So, the art of magic is about using a set of real skills to create absence so that the spectator can create substance for themselves, to create something out of nothing. Our goal is not actually the trick but the construction of a theoretical space, an empty space which has the potential to be transformative. Leaving this space can give a spectator a glimpse of a newly created world and is the highest expression of the art, creating meaning for both spectator and performer.
June 1, 2016 MOVEMENT: MUHAMMAD ALI
Muhammad Ali is probably the greatest boxer of all time, and unquestionably one of the greatest ‘movers’ that boxing has ever seen. His unorthodox movement was so spectacular, that it redefined the sport and popularised a fighting style which has been adopted by current MMA fighters such as Dominick Cruz, T.J Dillashaw and Demetrious Johnson.
So, what made Ali’s movement so good? Well, before you watch the video below, bear in mind that he was 6ft 3 inches tall and 220lbs – a heavyweight! Heavyweights didn’t move like that! His movement made world class opponents look like amateurs; effortlessly slipping in and out of range like a dancer, floating between punches like a ghost while stalking his opponent like a panther.
The video below opens with the title ‘Amazing Speed’, but it should be ‘Amazing Movement’; yes Ali was extremely fast, but it was his movement which allowed his speed to be so effective. Specifically pay attention to his stance, head position, body rolls and slick footwork. However, if you only focus on one thing… watch his head movement; drawing and then slipping punches by millimeters, causing opponents hit nothing but thin air.
Each of Ali’s movements were designed to create false assumptions about space and timing, set-up, interrupt or break patterns of motion, causing opponents to hesitate or overcommit. He was operating on a completely different level, mixing leads and counters with ruthless efficiency to slowly dismantling an opponent’s ‘game’. He made it look easy. The best example of Ali’s ability is displayed in the fight between Ali (Cassius Clay) and Cleveland ‘Big Cat’ Williams (click here), it’s a masterclass in the supreme artistry of Ali… nothing short of poetry in motion.

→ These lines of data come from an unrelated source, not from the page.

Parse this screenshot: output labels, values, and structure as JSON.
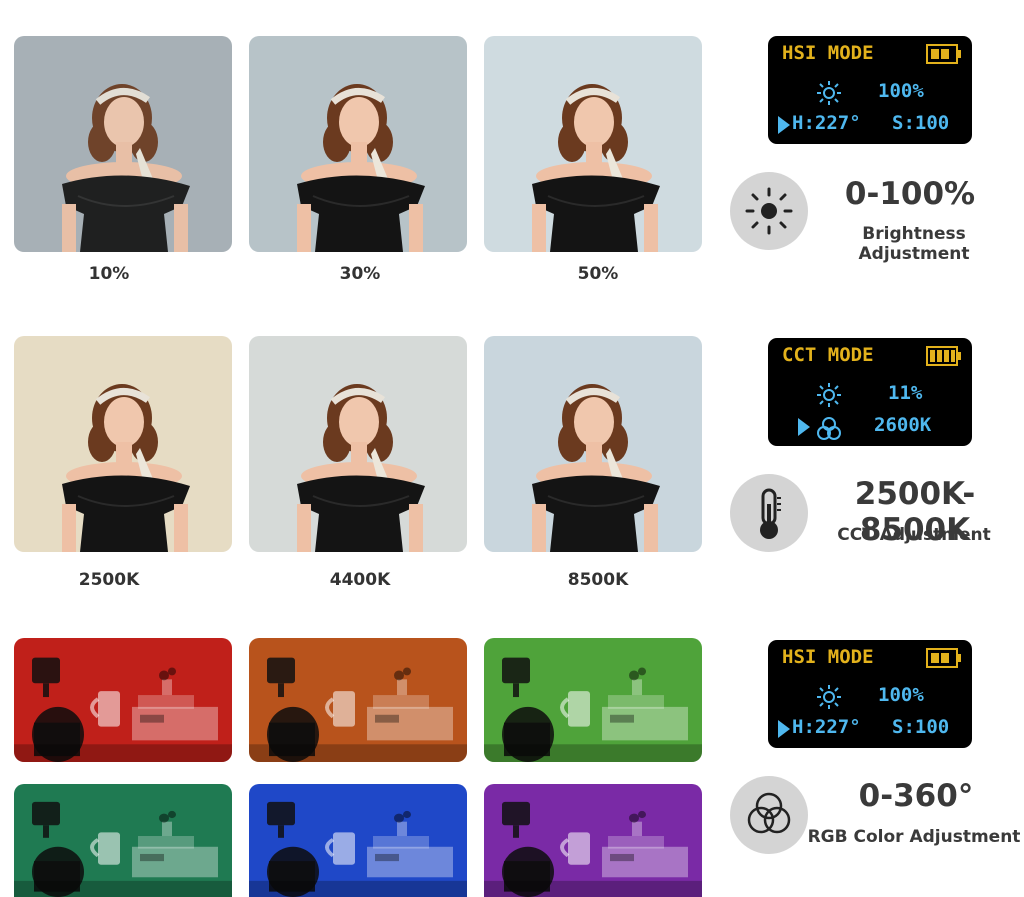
{
  "brightness_section": {
    "captions": [
      "10%",
      "30%",
      "50%"
    ],
    "lcd": {
      "mode": "HSI MODE",
      "brightness": "100%",
      "hue": "H:227°",
      "saturation": "S:100"
    },
    "range": "0-100%",
    "label": "Brightness Adjustment"
  },
  "cct_section": {
    "captions": [
      "2500K",
      "4400K",
      "8500K"
    ],
    "lcd": {
      "mode": "CCT MODE",
      "brightness": "11%",
      "temperature": "2600K"
    },
    "range": "2500K-8500K",
    "label": "CCT Adjustment"
  },
  "rgb_section": {
    "lcd": {
      "mode": "HSI MODE",
      "brightness": "100%",
      "hue": "H:227°",
      "saturation": "S:100"
    },
    "range": "0-360°",
    "label": "RGB Color Adjustment",
    "tile_colors": [
      "#c0201a",
      "#b8531c",
      "#4fa33a",
      "#1f7a52",
      "#1f48c8",
      "#7a2aa6"
    ]
  },
  "colors": {
    "lcd_yellow": "#e3b21c",
    "lcd_blue": "#4fb8ef",
    "badge_gray": "#d4d4d4"
  }
}
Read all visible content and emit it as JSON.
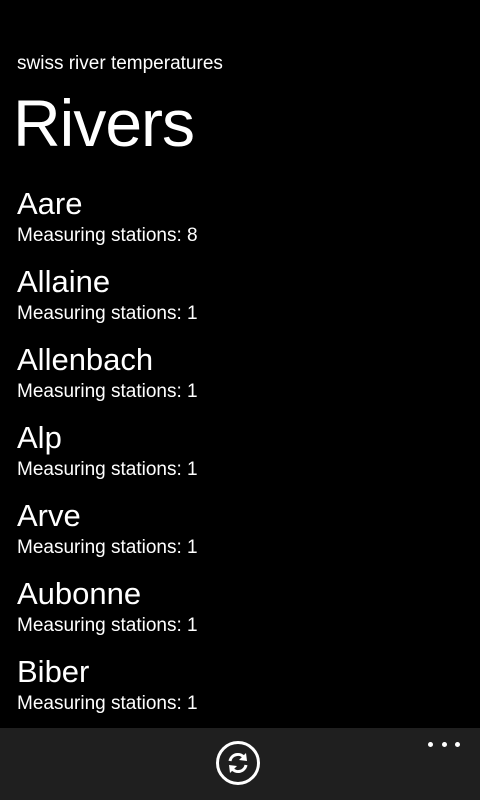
{
  "header": {
    "app_title": "swiss river temperatures",
    "page_title": "Rivers"
  },
  "rivers": [
    {
      "name": "Aare",
      "stations": "Measuring stations: 8"
    },
    {
      "name": "Allaine",
      "stations": "Measuring stations: 1"
    },
    {
      "name": "Allenbach",
      "stations": "Measuring stations: 1"
    },
    {
      "name": "Alp",
      "stations": "Measuring stations: 1"
    },
    {
      "name": "Arve",
      "stations": "Measuring stations: 1"
    },
    {
      "name": "Aubonne",
      "stations": "Measuring stations: 1"
    },
    {
      "name": "Biber",
      "stations": "Measuring stations: 1"
    }
  ],
  "app_bar": {
    "refresh_icon": "refresh-icon",
    "more_icon": "ellipsis-icon",
    "background_color": "#1f1f1f"
  }
}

“Float like a butterfly, sting like a bee. The hand can’t hit what the eye cant see.”
– Muhammad Ali
Studying Ali is not only an interesting ‘movement case study’ but also an extremely interesting psychological one, however, a breakdown of his ‘psychological game’ is an article for a later date.
– video by Gorilla Productions